### About this task
In your copy, repeat the records exactly and leave out the pictures.

### App and web page records
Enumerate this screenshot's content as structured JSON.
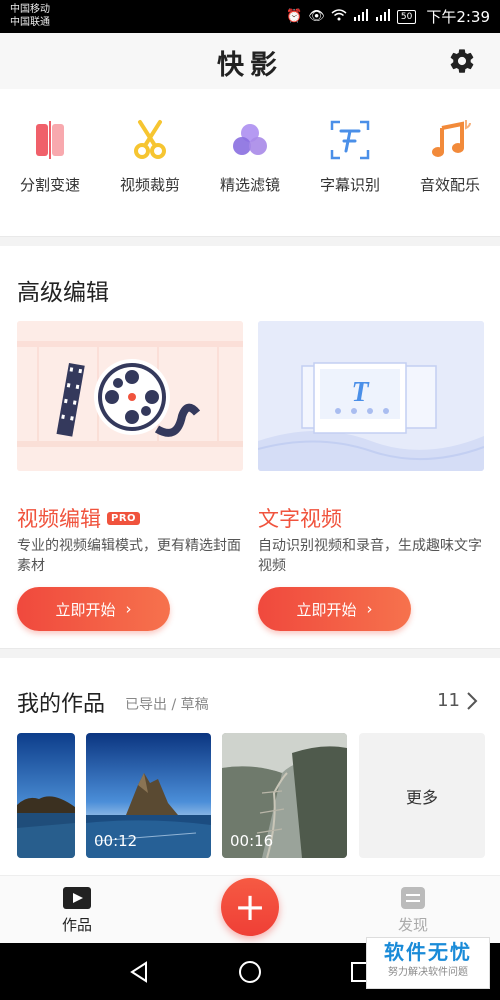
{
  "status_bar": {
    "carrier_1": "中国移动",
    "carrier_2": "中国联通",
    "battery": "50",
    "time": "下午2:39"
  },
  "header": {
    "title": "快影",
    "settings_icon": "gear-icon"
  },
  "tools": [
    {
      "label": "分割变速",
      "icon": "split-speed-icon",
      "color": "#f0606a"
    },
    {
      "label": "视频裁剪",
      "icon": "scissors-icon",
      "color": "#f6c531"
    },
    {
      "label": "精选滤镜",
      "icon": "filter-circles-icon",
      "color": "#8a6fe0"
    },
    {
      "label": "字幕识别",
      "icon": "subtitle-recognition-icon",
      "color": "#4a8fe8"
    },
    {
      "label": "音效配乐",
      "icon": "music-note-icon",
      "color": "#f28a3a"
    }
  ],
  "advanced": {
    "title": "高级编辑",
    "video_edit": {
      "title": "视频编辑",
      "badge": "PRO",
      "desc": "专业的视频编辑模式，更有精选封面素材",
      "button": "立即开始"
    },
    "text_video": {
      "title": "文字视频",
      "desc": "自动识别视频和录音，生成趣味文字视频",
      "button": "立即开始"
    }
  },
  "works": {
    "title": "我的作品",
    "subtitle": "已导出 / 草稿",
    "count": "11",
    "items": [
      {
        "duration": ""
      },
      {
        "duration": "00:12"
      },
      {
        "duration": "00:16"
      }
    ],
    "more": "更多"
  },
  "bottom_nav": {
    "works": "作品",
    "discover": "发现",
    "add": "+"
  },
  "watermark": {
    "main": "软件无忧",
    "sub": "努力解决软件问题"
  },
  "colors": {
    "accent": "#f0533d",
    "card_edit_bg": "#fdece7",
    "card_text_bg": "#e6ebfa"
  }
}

### Result of this exercise
Enumerate this screenshot's content as structured JSON.
{
  "status_bar": {
    "carrier_1": "中国移动",
    "carrier_2": "中国联通",
    "battery": "50",
    "time": "下午2:39"
  },
  "header": {
    "title": "快影",
    "settings_icon": "gear-icon"
  },
  "tools": [
    {
      "label": "分割变速",
      "icon": "split-speed-icon",
      "color": "#f0606a"
    },
    {
      "label": "视频裁剪",
      "icon": "scissors-icon",
      "color": "#f6c531"
    },
    {
      "label": "精选滤镜",
      "icon": "filter-circles-icon",
      "color": "#8a6fe0"
    },
    {
      "label": "字幕识别",
      "icon": "subtitle-recognition-icon",
      "color": "#4a8fe8"
    },
    {
      "label": "音效配乐",
      "icon": "music-note-icon",
      "color": "#f28a3a"
    }
  ],
  "advanced": {
    "title": "高级编辑",
    "video_edit": {
      "title": "视频编辑",
      "badge": "PRO",
      "desc": "专业的视频编辑模式，更有精选封面素材",
      "button": "立即开始"
    },
    "text_video": {
      "title": "文字视频",
      "desc": "自动识别视频和录音，生成趣味文字视频",
      "button": "立即开始"
    }
  },
  "works": {
    "title": "我的作品",
    "subtitle": "已导出 / 草稿",
    "count": "11",
    "items": [
      {
        "duration": ""
      },
      {
        "duration": "00:12"
      },
      {
        "duration": "00:16"
      }
    ],
    "more": "更多"
  },
  "bottom_nav": {
    "works": "作品",
    "discover": "发现",
    "add": "+"
  },
  "watermark": {
    "main": "软件无忧",
    "sub": "努力解决软件问题"
  },
  "colors": {
    "accent": "#f0533d",
    "card_edit_bg": "#fdece7",
    "card_text_bg": "#e6ebfa"
  }
}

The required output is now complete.